NERN (2006)

Washington, District of Columbia

Dr. Melissa Bailey is Associate Deputy Administrator of the Fruit and Vegetable Program at the U.S. Department of Agriculture (USDA) Agricultural Marketing Service (AMS). As Associate Deputy Administrator, Melissa is responsible for delivering services that enable U.S. agricultural producers and handlers to market perishable produce and other specialty crops in the most efficient manner possible.

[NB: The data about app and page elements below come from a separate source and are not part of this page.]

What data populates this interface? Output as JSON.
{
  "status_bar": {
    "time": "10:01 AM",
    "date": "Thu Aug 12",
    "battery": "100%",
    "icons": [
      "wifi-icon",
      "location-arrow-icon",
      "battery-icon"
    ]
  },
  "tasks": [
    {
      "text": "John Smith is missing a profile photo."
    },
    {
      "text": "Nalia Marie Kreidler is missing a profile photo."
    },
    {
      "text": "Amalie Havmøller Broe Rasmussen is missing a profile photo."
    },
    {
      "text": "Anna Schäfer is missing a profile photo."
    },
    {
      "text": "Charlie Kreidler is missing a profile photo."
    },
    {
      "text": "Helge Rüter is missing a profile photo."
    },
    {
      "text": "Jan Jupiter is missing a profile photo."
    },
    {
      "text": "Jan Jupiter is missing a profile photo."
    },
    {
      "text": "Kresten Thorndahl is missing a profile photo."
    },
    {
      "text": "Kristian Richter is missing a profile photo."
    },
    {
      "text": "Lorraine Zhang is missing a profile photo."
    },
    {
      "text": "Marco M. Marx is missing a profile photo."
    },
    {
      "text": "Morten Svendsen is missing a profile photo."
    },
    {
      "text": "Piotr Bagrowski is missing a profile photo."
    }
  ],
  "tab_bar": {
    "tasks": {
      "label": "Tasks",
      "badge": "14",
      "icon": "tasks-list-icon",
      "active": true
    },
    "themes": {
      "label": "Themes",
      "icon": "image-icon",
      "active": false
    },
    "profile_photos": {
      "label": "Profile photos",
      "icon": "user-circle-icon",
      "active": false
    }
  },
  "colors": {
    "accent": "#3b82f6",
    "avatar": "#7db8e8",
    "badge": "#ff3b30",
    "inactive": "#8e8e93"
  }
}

Prior to this role, Melissa served for over four years as the Director for the Standards Division of the USDA's National Organic Program (NOP). At NOP, Melissa implemented changes to the USDA organic regulations and worked with diverse stakeholders through a federal advisory committee.

Melissa’s past experience includes three years as a senior analyst on "ag-to-energy" projects and specialty crop issues for an agribusiness management consulting firm, four years as assistant director for an international environmental policy center, service as vice-chair for a town agricultural commission, and multiple contract positions for sustainable agriculture projects.

She holds a B.S. in Biology from Northeastern University, a M.S. in Public Policy from Tufts University’s School of Veterinary Medicine, and a Ph.D. in Agricultural Policy from Tufts University’s School of Nutrition Science and Policy. Her dissertation research explored livestock production systems and water quality policies and funding trends of USDA’s Environmental Quality Incentives Program (EQIP). During the course of her PhD work, Melissa was a "Water and Health" doctoral trainee fellow through the National Institute of Health (NIH), a recipient of the Dow Sustainability Innovation Challenge Award and received a certificate from an interdisciplinary program at Tufts in Water: Systems, Science and Society (WSSS). Melissa also initiated Tufts’ farm-to-college program and served as a researcher on a USDA-funded project that assessed the U.S. and international organic and non-organic animal health and welfare standards and the availability of science to inform standards development.